He smiled, knowing I was remembering all the times I had told him I wasn’t there to be his mother, wasn’t there to watch over him like that. The fog seemed heavier with every breath, not painful, but thicker, like breathing in soup.
“And if something goes wrong, what can I really do, anyway?”
“Nothing,” he said. “But if I got this, others did too, and if something goes wrong you can, I’m not sure throw up a bat signal or something.”
I sighed. “When did our life become a science fiction novel? Or a comic book? How did this all become….real? I thought it was all going to be simple. You love me, I love you, we get married, we have kids, we live a mundane life in a small house, go to work, come home, and then one day die.”
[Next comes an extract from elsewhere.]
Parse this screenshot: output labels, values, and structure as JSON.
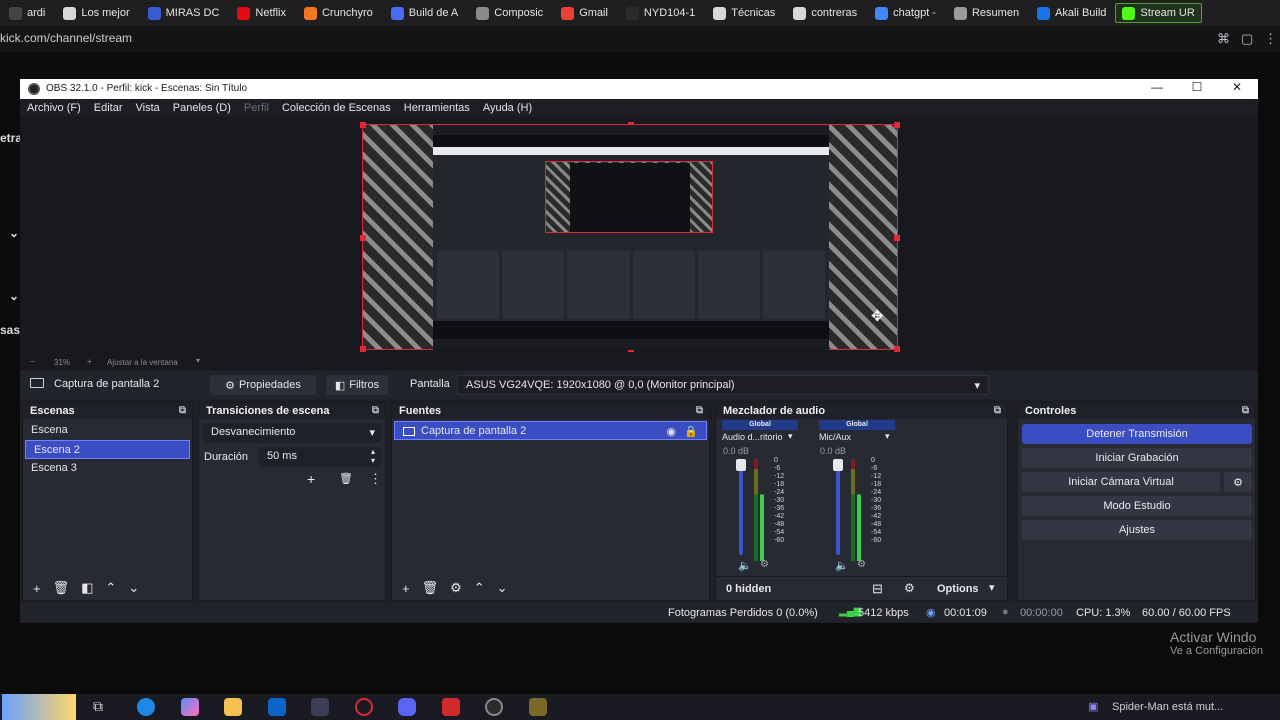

Things had changed so fast and everyone was convinced the fall was necessary to rebuild. Reality had become distorted and suddenly, all those crazy movies and books seemed possible. I had spent the past couple of weeks waiting for dragons and aliens to show up, since everything else we had dreamed up had taken place.
“It’s not simple anymore. Roll with the punches, honey, and take the goddamn pill, give me a hug and remember me. Someone had to remember what we have.”
He wanted me to remember. I didn’t want to. I still don’t. Sometimes, I wonder if he had said any of those things or if I placed them in that memory.
I saw him the other day, Robert. I saw him and almost walked up to him, but then realized that he wouldn’t know who I was. He was standing in front of a tree, looking at it, and the sky peeking out from between the leaves. He seemed content.
I hate him for it some days. Alone, pretending, hiding myself from the world and putting on a face every morning. I hate him for the things that I remember. I hate knowing what a hot shower felt like. I hate knowing what that odd object really does. I hate knowing he is alive, and well, and doesn’t love me, doesn’t know to love me.
I tried to forget, but it’s hard when everyone else has and you remember.
The man, the one who said it will get worse, I think he remembers. I think he is the same as me. The others, they chose to rise above. They lied. They formed memory into something terrible. And no one knows. The recollectors should have remembered, and saved us. Instead, they’re making all the mistakes we already have and that they should remember.
I have to find him. I have to find him again before they find me. Maybe he’ll know how to forget. I can’t stand to pretend another day, and I don’t want to watch anymore. I don’t want to watch the fall after the fall. It has to end.